→ **INPUT**
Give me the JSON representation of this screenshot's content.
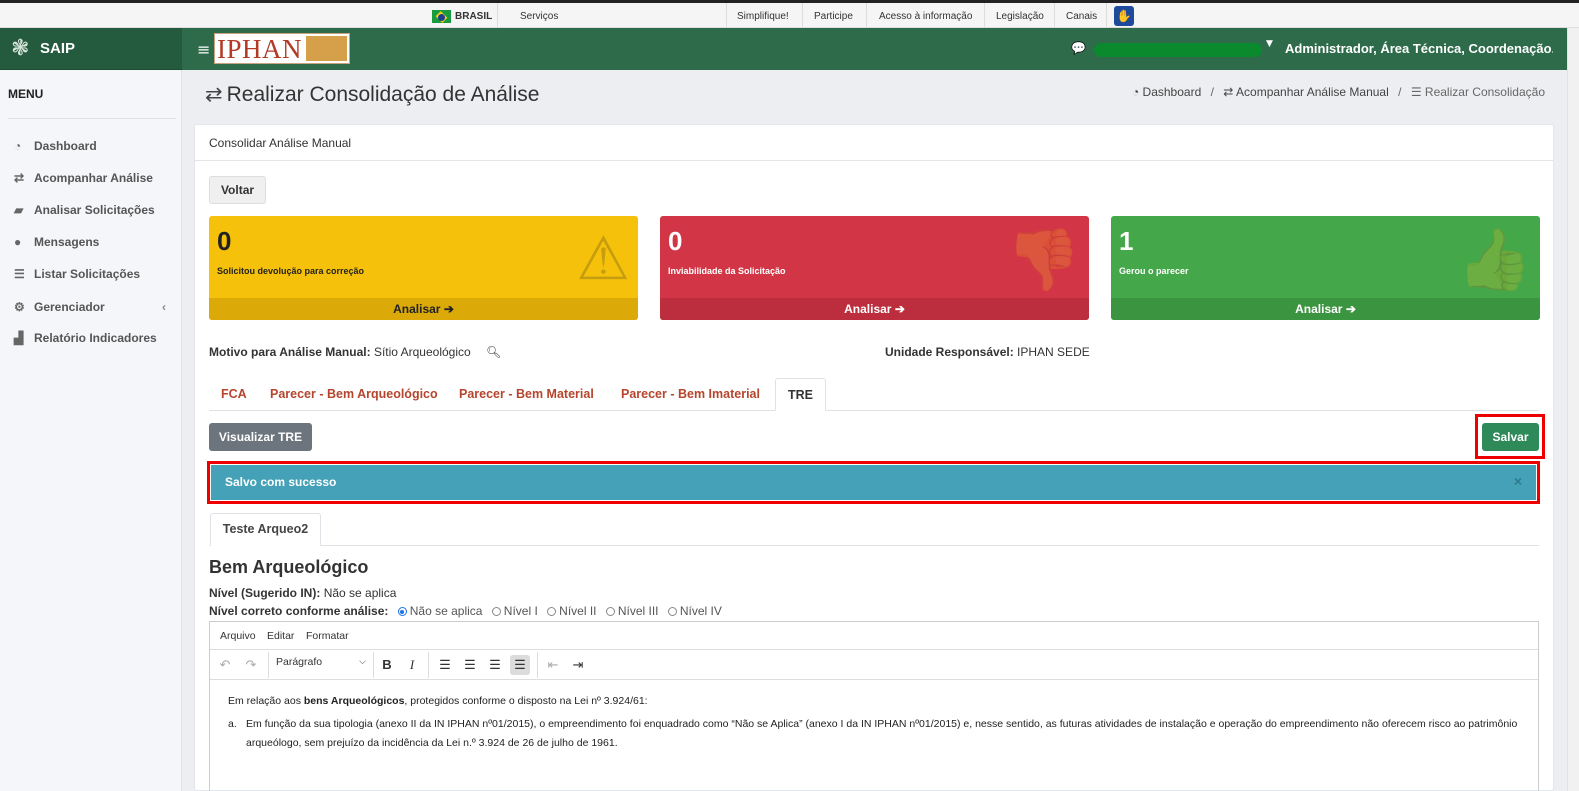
{
  "govbar": {
    "country": "BRASIL",
    "links": [
      "Serviços",
      "Simplifique!",
      "Participe",
      "Acesso à informação",
      "Legislação",
      "Canais"
    ],
    "vlibras_icon": "hand-icon"
  },
  "header": {
    "app_name": "SAIP",
    "logo_text": "IPHAN",
    "user_label": "Administrador, Área Técnica, Coordenação..."
  },
  "sidebar": {
    "menu_title": "MENU",
    "items": [
      {
        "label": "Dashboard",
        "icon": "tachometer-icon"
      },
      {
        "label": "Acompanhar Análise",
        "icon": "exchange-icon"
      },
      {
        "label": "Analisar Solicitações",
        "icon": "book-icon"
      },
      {
        "label": "Mensagens",
        "icon": "comments-icon"
      },
      {
        "label": "Listar Solicitações",
        "icon": "list-icon"
      },
      {
        "label": "Gerenciador",
        "icon": "cogs-icon"
      },
      {
        "label": "Relatório Indicadores",
        "icon": "area-chart-icon"
      }
    ]
  },
  "page": {
    "title": "Realizar Consolidação de Análise",
    "breadcrumb": [
      "Dashboard",
      "Acompanhar Análise Manual",
      "Realizar Consolidação"
    ]
  },
  "card": {
    "header": "Consolidar Análise Manual",
    "back_label": "Voltar"
  },
  "boxes": [
    {
      "count": "0",
      "label": "Solicitou devolução para correção",
      "footer": "Analisar",
      "color": "#f6c10a",
      "icon": "warning-icon"
    },
    {
      "count": "0",
      "label": "Inviabilidade da Solicitação",
      "footer": "Analisar",
      "color": "#d23646",
      "icon": "thumbs-down-icon"
    },
    {
      "count": "1",
      "label": "Gerou o parecer",
      "footer": "Analisar",
      "color": "#44a74a",
      "icon": "thumbs-up-icon"
    }
  ],
  "info": {
    "motivo_label": "Motivo para Análise Manual:",
    "motivo_value": "Sítio Arqueológico",
    "unidade_label": "Unidade Responsável:",
    "unidade_value": "IPHAN SEDE"
  },
  "tabs": [
    "FCA",
    "Parecer - Bem Arqueológico",
    "Parecer - Bem Material",
    "Parecer - Bem Imaterial",
    "TRE"
  ],
  "active_tab": "TRE",
  "actions": {
    "view_label": "Visualizar TRE",
    "save_label": "Salvar"
  },
  "alert": {
    "message": "Salvo com sucesso",
    "close": "×"
  },
  "subtab": "Teste Arqueo2",
  "bem": {
    "title": "Bem Arqueológico",
    "nivel_sugerido_label": "Nível (Sugerido IN):",
    "nivel_sugerido_value": "Não se aplica",
    "nivel_correto_label": "Nível correto conforme análise:",
    "options": [
      "Não se aplica",
      "Nível I",
      "Nível II",
      "Nível III",
      "Nível IV"
    ],
    "selected": "Não se aplica"
  },
  "editor": {
    "menus": [
      "Arquivo",
      "Editar",
      "Formatar"
    ],
    "block_format": "Parágrafo",
    "para1_pre": "Em relação aos ",
    "para1_bold": "bens Arqueológicos",
    "para1_post": ", protegidos conforme o disposto na Lei nº 3.924/61:",
    "item_marker": "a.",
    "item_text": "Em função da sua tipologia (anexo II da IN IPHAN nº01/2015), o empreendimento foi enquadrado como “Não se Aplica” (anexo I da IN IPHAN nº01/2015) e, nesse sentido, as futuras atividades de instalação e operação do empreendimento não oferecem risco ao patrimônio arqueólogo, sem prejuízo da incidência da Lei n.º 3.924 de 26 de julho de 1961."
  }
}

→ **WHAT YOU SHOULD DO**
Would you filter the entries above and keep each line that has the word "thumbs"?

→ **WRITTEN RESPONSE**
      "icon": "thumbs-down-icon"
      "icon": "thumbs-up-icon"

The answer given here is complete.